Back to Journals » Journal of Pain Research » Volume 11

Parental chronic pain and internalizing symptoms in offspring: the role of adolescents’ social competence – the HUNT study

Authors Kaasbøll J, Lydersen S, Ranøyen I, Nilsen W, Indredavik MS

Received 13 May 2018

Accepted for publication 17 October 2018

Published 21 November 2018 Volume 2018:11 Pages 2915—2928

DOI https://doi.org/10.2147/JPR.S173787

Checked for plagiarism Yes

Review by Single anonymous peer review

Peer reviewer comments 2

Editor who approved publication: Dr Katherine Hanlon


Jannike Kaasbøll,1,2 Stian Lydersen,2 Ingunn Ranøyen,2,3 Wendy Nilsen,4 Marit S Indredavik2,3

1Department of Health Research, SINTEF, Trondheim, Norway; 2Department of Mental Health, Faculty of Medicine and Health Sciences, Regional Centre for Child and Youth Mental Health and Child Welfare (RKBU Central Norway), Norwegian University of Science and Technology (NTNU), Trondheim, Norway; 3Department of Children and Youth, Division of Mental Health Care, St. Olavs Hospital, Trondheim University Hospital, Trondheim, Norway; 4The Work Research Institute, OsloMet – Oslo Metropolitan University, Oslo, Norway

Background: A growing body of research suggests that the children of parents with chronic pain are at risk for internalizing symptoms.
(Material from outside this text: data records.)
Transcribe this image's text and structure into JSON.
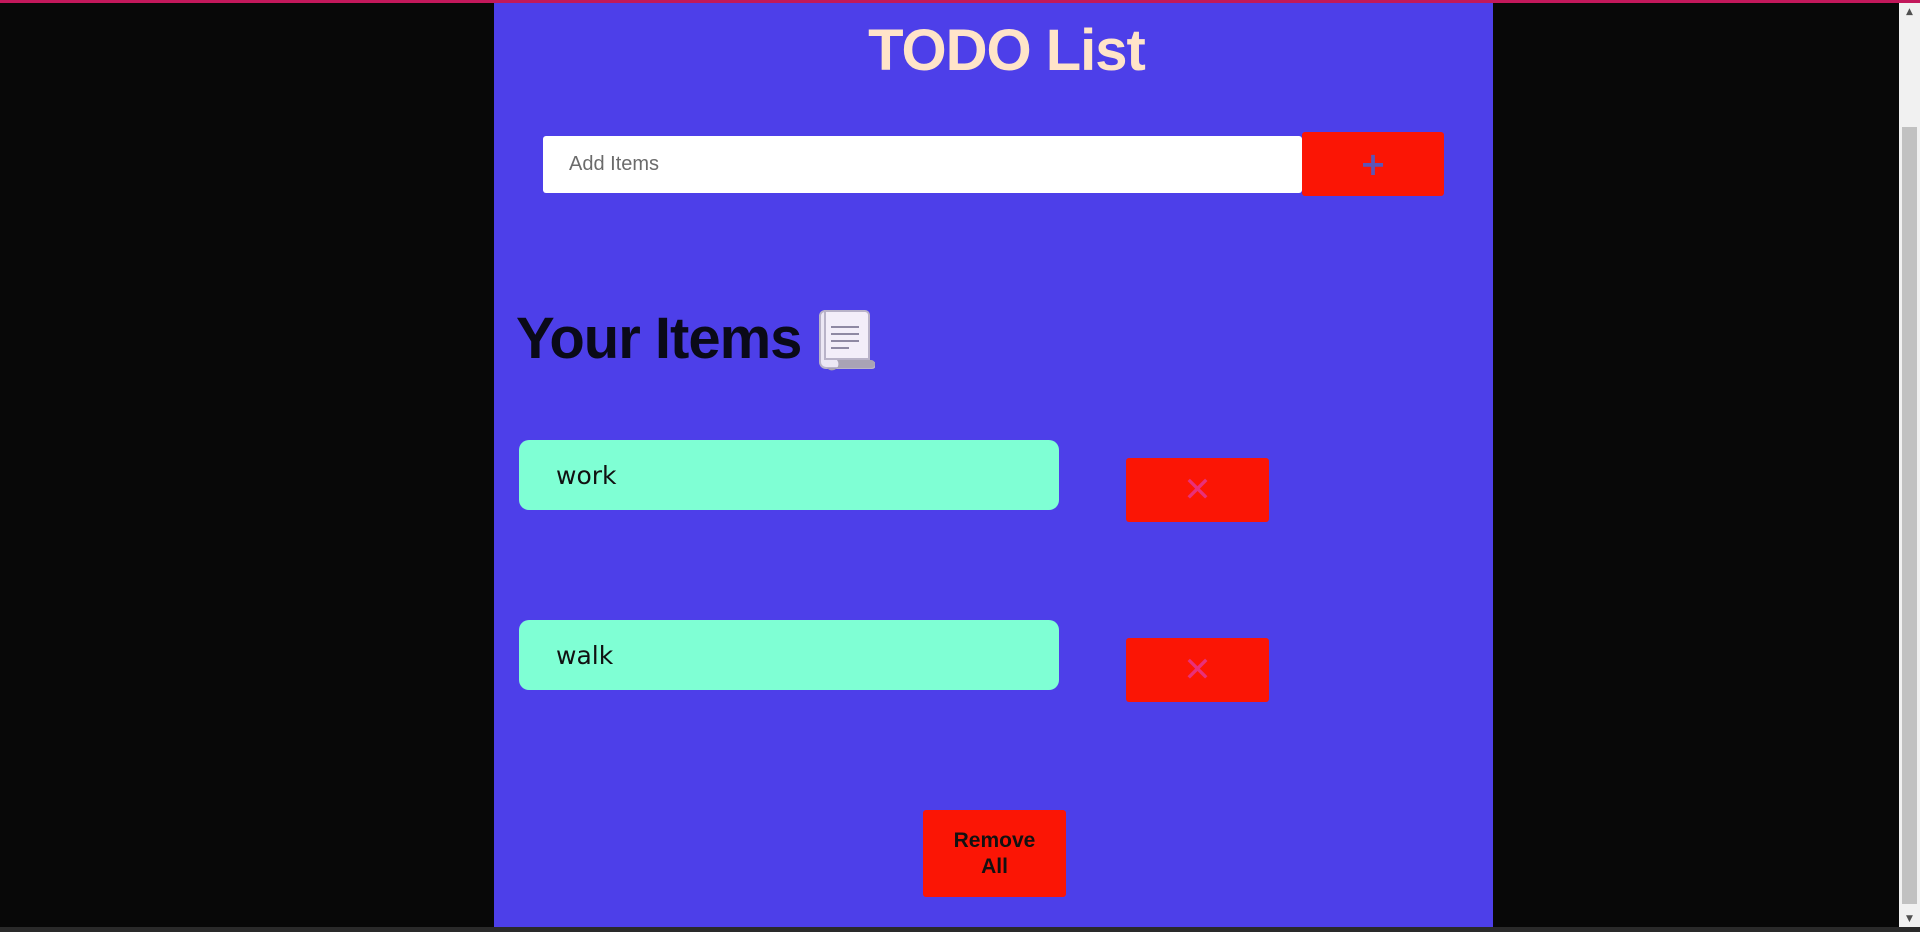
{
  "app": {
    "title": "TODO List"
  },
  "add_form": {
    "placeholder": "Add Items",
    "value": "",
    "add_icon": "+"
  },
  "items_section": {
    "heading": "Your Items",
    "heading_icon": "scroll-icon"
  },
  "items": [
    {
      "text": "work",
      "delete_icon": "✕"
    },
    {
      "text": "walk",
      "delete_icon": "✕"
    }
  ],
  "actions": {
    "remove_all_label": "Remove All"
  },
  "colors": {
    "page_background": "#080808",
    "panel_background": "#4d3fe9",
    "title_color": "#ffe4c9",
    "button_red": "#fb1505",
    "item_background": "#7fffd4",
    "delete_icon_color": "#e8307a",
    "top_accent": "#c2185b"
  }
}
The mechanisms of such associations have not been as thoroughly examined. The aim of the present study was to investigate whether adolescents’ social competence mediates the association between parental chronic pain and offspring internalizing symptoms as well as whether these associations are moderated by adolescent gender.
Methods: The current study was based on cross-sectional data from the Nord-Trøndelag Health Study (HUNT 3), a Norwegian population-based health survey conducted in 2006–2008. The present sample comprised adolescents who had both parents participating (n=9,681). Structural equation modeling was used for the data analysis.
Results: Our results indicated that the association between concurrent maternal and paternal chronic pain and offspring’s symptoms of anxiety and depression was partly mediated by low social competence for girls (b(SE)=0.060 [0.030], P=0.043) but not for boys (b(SE)=−0.059 [0.040], P=0.146). This suggests that these associations are moderated by offspring gender.
Conclusion: The study extends the existing literature on the possible pathways between parental chronic pain and internalizing symptoms in the offspring. Identifying protective factors in the pathways between parental chronic pain and mental distress in children could guide measures that promote the wellbeing of the child and family of chronic pain sufferers.
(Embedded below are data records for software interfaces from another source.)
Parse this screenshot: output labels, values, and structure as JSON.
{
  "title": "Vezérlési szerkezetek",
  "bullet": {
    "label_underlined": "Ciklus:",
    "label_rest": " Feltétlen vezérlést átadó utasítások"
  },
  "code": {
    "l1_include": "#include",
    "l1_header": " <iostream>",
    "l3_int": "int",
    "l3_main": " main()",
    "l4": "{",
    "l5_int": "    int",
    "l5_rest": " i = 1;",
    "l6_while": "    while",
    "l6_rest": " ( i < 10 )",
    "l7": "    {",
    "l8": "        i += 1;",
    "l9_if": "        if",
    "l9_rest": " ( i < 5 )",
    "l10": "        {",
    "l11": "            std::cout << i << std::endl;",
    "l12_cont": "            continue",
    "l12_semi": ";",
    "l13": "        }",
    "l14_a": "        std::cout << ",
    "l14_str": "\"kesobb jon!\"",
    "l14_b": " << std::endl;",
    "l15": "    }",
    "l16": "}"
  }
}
Keywords: chronic pain, adolescents, social competence, anxiety, depression, sex differences

Creative Commons License This work is published and licensed by Dove Medical Press Limited. The full terms of this license are available at https://www.dovepress.com/terms.php and incorporate the Creative Commons Attribution - Non Commercial (unported, v3.0) License. By accessing the work you hereby accept the Terms. Non-commercial uses of the work are permitted without any further permission from Dove Medical Press Limited, provided the work is properly attributed. For permission for commercial use of this work, please see paragraphs 4.2 and 5 of our Terms.
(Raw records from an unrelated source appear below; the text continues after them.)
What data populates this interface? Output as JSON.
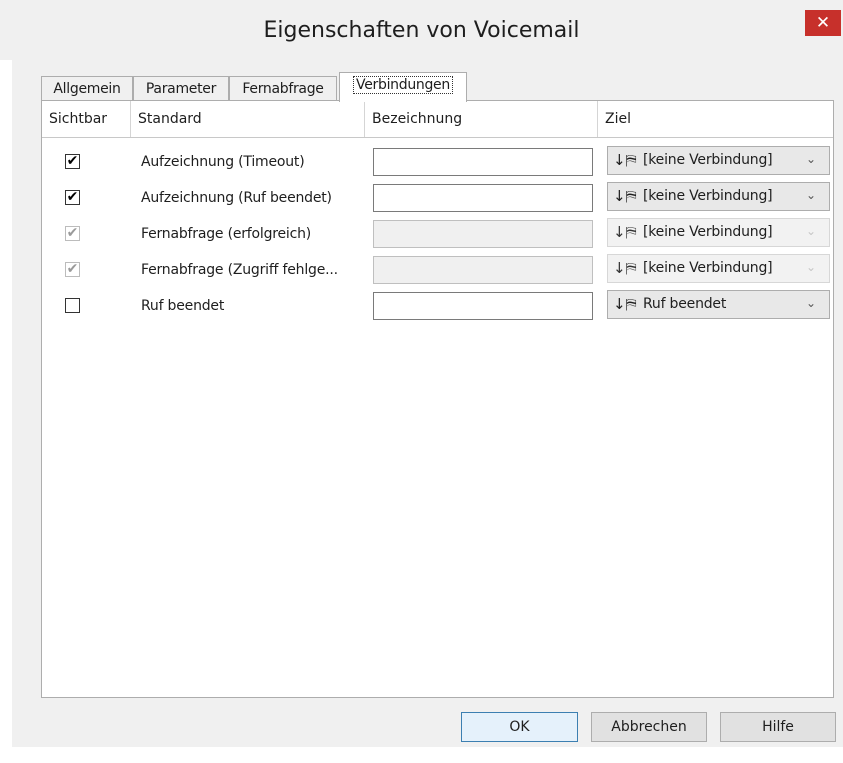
{
  "window": {
    "title": "Eigenschaften von Voicemail",
    "close_glyph": "✕"
  },
  "tabs": [
    {
      "label": "Allgemein",
      "active": false
    },
    {
      "label": "Parameter",
      "active": false
    },
    {
      "label": "Fernabfrage",
      "active": false
    },
    {
      "label": "Verbindungen",
      "active": true
    }
  ],
  "columns": {
    "sichtbar": "Sichtbar",
    "standard": "Standard",
    "bezeichnung": "Bezeichnung",
    "ziel": "Ziel"
  },
  "rows": [
    {
      "checked": true,
      "enabled": true,
      "standard": "Aufzeichnung (Timeout)",
      "bezeichnung": "",
      "ziel": "[keine Verbindung]",
      "ziel_enabled": true
    },
    {
      "checked": true,
      "enabled": true,
      "standard": "Aufzeichnung (Ruf beendet)",
      "bezeichnung": "",
      "ziel": "[keine Verbindung]",
      "ziel_enabled": true
    },
    {
      "checked": true,
      "enabled": false,
      "standard": "Fernabfrage (erfolgreich)",
      "bezeichnung": "",
      "ziel": "[keine Verbindung]",
      "ziel_enabled": false
    },
    {
      "checked": true,
      "enabled": false,
      "standard": "Fernabfrage (Zugriff fehlge...",
      "bezeichnung": "",
      "ziel": "[keine Verbindung]",
      "ziel_enabled": false
    },
    {
      "checked": false,
      "enabled": true,
      "standard": "Ruf beendet",
      "bezeichnung": "",
      "ziel": "Ruf beendet",
      "ziel_enabled": true
    }
  ],
  "icons": {
    "checkmark": "✔",
    "ziel_icon": "↓⛿",
    "chevron": "⌄"
  },
  "buttons": {
    "ok": "OK",
    "cancel": "Abbrechen",
    "help": "Hilfe"
  },
  "colors": {
    "close_button": "#c7302b",
    "default_button_border": "#3c7fb1"
  }
}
Download Article [PDF]  View Full Text [HTML][Machine readable]